Lippincott, Williams & Wilkins, PAIN, 3(155), p. 467-475
Human brain imaging investigations have revealed that acute pain is associated with co-activation of numerous brain regions, including the thalamus, somatosensory, insular and cingulate cortices. Surprisingly, a similar set of brain structures are not activated in all chronic pain conditions, particularly chronic neuropathic pain which is associated with almost exclusively decreased thalamic activity. These inconsistencies may reflect technical issues or fundamental differences in the processing of acute compared with chronic pain.

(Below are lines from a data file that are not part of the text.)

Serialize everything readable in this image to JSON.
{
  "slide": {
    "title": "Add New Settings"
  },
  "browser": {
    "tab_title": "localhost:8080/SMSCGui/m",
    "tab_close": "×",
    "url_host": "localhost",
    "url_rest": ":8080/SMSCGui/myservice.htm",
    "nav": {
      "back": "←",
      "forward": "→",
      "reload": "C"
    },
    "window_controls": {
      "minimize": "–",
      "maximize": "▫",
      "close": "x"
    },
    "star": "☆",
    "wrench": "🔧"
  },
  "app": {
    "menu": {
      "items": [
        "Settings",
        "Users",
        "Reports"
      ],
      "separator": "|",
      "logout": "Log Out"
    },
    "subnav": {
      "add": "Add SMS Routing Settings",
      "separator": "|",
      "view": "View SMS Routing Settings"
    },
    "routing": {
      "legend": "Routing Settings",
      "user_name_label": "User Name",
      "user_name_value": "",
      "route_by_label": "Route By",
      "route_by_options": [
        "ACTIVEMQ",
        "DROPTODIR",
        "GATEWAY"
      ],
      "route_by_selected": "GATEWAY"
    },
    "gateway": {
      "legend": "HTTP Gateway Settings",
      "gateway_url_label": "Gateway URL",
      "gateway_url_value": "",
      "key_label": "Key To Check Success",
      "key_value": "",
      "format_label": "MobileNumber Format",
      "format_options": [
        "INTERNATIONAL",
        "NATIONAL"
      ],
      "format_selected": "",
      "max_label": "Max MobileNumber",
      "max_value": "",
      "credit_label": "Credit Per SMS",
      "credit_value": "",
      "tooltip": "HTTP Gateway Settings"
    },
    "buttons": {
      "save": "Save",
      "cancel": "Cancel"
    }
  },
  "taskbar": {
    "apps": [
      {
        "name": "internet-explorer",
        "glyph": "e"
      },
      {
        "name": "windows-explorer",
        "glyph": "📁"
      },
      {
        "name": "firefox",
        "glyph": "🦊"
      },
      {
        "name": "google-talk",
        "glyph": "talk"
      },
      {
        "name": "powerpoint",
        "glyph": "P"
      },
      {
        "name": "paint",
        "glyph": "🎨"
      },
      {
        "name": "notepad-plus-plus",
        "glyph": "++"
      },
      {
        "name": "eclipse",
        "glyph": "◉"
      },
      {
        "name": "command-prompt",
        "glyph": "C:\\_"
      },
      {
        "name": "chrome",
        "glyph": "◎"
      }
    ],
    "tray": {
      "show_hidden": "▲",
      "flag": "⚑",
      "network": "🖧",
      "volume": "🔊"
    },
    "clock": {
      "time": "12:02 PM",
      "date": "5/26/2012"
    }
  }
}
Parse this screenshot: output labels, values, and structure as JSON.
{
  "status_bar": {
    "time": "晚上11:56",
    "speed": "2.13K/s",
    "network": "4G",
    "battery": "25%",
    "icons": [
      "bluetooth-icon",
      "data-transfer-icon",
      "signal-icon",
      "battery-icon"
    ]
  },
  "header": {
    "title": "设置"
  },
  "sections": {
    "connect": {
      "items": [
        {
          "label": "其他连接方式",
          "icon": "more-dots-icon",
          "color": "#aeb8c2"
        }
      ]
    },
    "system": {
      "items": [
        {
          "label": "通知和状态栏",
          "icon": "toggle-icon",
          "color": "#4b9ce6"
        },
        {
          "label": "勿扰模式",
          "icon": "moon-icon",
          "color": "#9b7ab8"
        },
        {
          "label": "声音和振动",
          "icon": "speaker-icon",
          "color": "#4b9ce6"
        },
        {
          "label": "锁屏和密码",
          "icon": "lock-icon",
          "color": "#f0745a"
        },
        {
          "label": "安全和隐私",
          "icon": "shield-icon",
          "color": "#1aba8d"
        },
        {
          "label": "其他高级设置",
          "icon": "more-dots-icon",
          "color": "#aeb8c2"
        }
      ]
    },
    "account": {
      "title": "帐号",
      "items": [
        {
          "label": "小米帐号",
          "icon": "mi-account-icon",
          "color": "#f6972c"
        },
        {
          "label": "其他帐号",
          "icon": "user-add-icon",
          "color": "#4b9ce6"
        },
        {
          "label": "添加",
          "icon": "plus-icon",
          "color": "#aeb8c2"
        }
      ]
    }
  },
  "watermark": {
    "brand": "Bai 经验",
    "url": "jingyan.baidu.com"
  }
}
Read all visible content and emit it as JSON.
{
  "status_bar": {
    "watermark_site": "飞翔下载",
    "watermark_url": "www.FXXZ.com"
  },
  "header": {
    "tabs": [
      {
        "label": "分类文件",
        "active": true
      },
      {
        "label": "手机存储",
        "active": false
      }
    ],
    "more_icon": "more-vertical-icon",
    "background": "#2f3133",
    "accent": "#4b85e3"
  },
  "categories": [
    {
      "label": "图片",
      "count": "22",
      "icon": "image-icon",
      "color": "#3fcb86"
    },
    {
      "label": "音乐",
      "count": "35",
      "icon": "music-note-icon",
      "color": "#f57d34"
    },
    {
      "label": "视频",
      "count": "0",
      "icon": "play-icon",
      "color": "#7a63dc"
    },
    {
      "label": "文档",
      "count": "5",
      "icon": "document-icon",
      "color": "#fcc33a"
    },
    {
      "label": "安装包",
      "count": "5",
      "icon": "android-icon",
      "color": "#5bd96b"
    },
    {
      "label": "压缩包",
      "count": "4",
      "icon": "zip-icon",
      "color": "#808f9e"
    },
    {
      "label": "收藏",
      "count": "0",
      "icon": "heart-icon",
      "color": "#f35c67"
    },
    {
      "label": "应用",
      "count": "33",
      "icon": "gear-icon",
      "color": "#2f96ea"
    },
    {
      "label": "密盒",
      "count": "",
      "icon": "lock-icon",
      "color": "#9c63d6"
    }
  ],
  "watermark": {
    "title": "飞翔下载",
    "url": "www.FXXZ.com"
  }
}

The appreciation of any differences is important since better treatment development will depend on understanding the underlying mechanisms of different forms of pain. In this investigation we used quantitative arterial spin labeling to compare and contrast regional cerebral blood flow (CBF) patterns in individuals with chronic neuropathic orofacial pain (painful trigeminal neuropathy; PTN) and chronic non-neuropathic orofacial pain (painful temporomandibular disorder; TMD). Neuropathic pain was associated with CBF decreases in a number of regions, including the thalamus, primary somatosensory and cerebellar cortices. In direct contrast, chronic non-neuropathic pain was associated with significant CBF increases in regions that are commonly associated with higher order cognitive and emotional functions, such as the anterior cingulate and dorsolateral prefrontal cortices and the precuneus. Furthermore, in subjects with non-neuropathic pain, blood flow increased in motor related regions as well as within the spinal trigeminal nucleus.